They need to feel safe and secure. I have a quick and easy way for you to up the connection in the run-up to school. Teachers and educators must be mindful of how trauma impacts learning and how to prioritise emotional safety at this time.
6. Can you dig deep and have EMPATHY for your child?
Empathy is the most powerful and transformational part of your toolkit. It enables you to meet your child in the place where they are. Park our stuff. We don’t want children stuffing down their feelings to regulate our emotions because that is unhealthy.
If a child’s response triggers strong emotions in you, please speak to somebody about this. It’s very likely they are pushing on an old wound of yours that requires professional attention.
7. Dust off those Smiley Thought Cards and start using them again.
8. Mentally Prepare (GROWTH MINDSET)
Save time with these handy Truly Madly Smiley Weekly Listening Plans. Each episode is a bite-sized, child-friendly download that takes care of your social and emotional learning. Pick a weekly plan to make the most of your listening time and get to the heart of the matter.
9. Focus on the FUN stuff
Not all of school life is boring or tricky but if your child has negative associations with school or has had a tough time of it at school, finding the ‘Oooh in the Poo’ is a little bit harder. Things I loved about returning to school were shoe shopping (naturally!), stationery (have you checked out The Works and Kiki K for some quirky bargains).
10. Learn to CHILLAX
Listen to my Relaxation Pack every night for a week before school. It builds confidence, dissolves anxiety and helps children refocus their attention on the good in their world. A relaxed brain that is worry-free will find it easier to fall asleep and be ready to learn the next morning.
Don’t put it off.

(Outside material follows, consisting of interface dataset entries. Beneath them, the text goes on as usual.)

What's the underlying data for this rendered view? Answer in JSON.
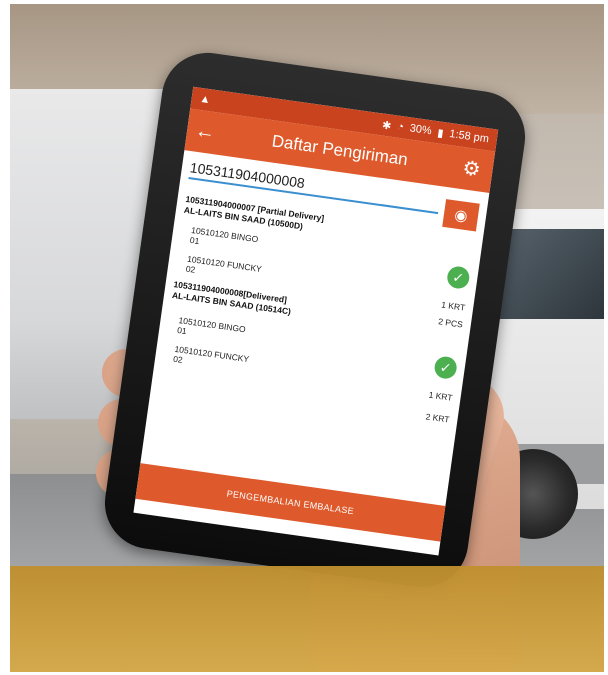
{
  "status_bar": {
    "warning_icon": "warning-icon",
    "battery": "30%",
    "time": "1:58 pm"
  },
  "app_bar": {
    "back_icon": "arrow-left-icon",
    "title": "Daftar Pengiriman",
    "settings_icon": "gear-icon"
  },
  "search": {
    "value": "105311904000008"
  },
  "deliveries": [
    {
      "header": "105311904000007 [Partial Delivery]",
      "customer": "AL-LAITS BIN SAAD (10500D)",
      "items": [
        {
          "code": "10510120",
          "name": "BINGO",
          "line": "01",
          "qty": "1 KRT"
        },
        {
          "code": "10510120",
          "name": "FUNCKY",
          "line": "02",
          "qty": "2 PCS"
        }
      ]
    },
    {
      "header": "105311904000008[Delivered]",
      "customer": "AL-LAITS BIN SAAD (10514C)",
      "items": [
        {
          "code": "10510120",
          "name": "BINGO",
          "line": "01",
          "qty": "1 KRT"
        },
        {
          "code": "10510120",
          "name": "FUNCKY",
          "line": "02",
          "qty": "2 KRT"
        }
      ]
    }
  ],
  "footer_button": "PENGEMBALIAN EMBALASE",
  "colors": {
    "primary": "#de5a2c",
    "status": "#c8431e",
    "success": "#4caf50",
    "accent_line": "#3a8fd0",
    "overlay": "#c4933a"
  }
}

Get ready while you still have time with my Back to School Confidence learning pack. This fab and creative learning pack comes with videos, an activity book and helpful checklists so you can get organised for returning to school. It tackles anything school related – worries, friendships, teachers, exams, homework and leaving the house.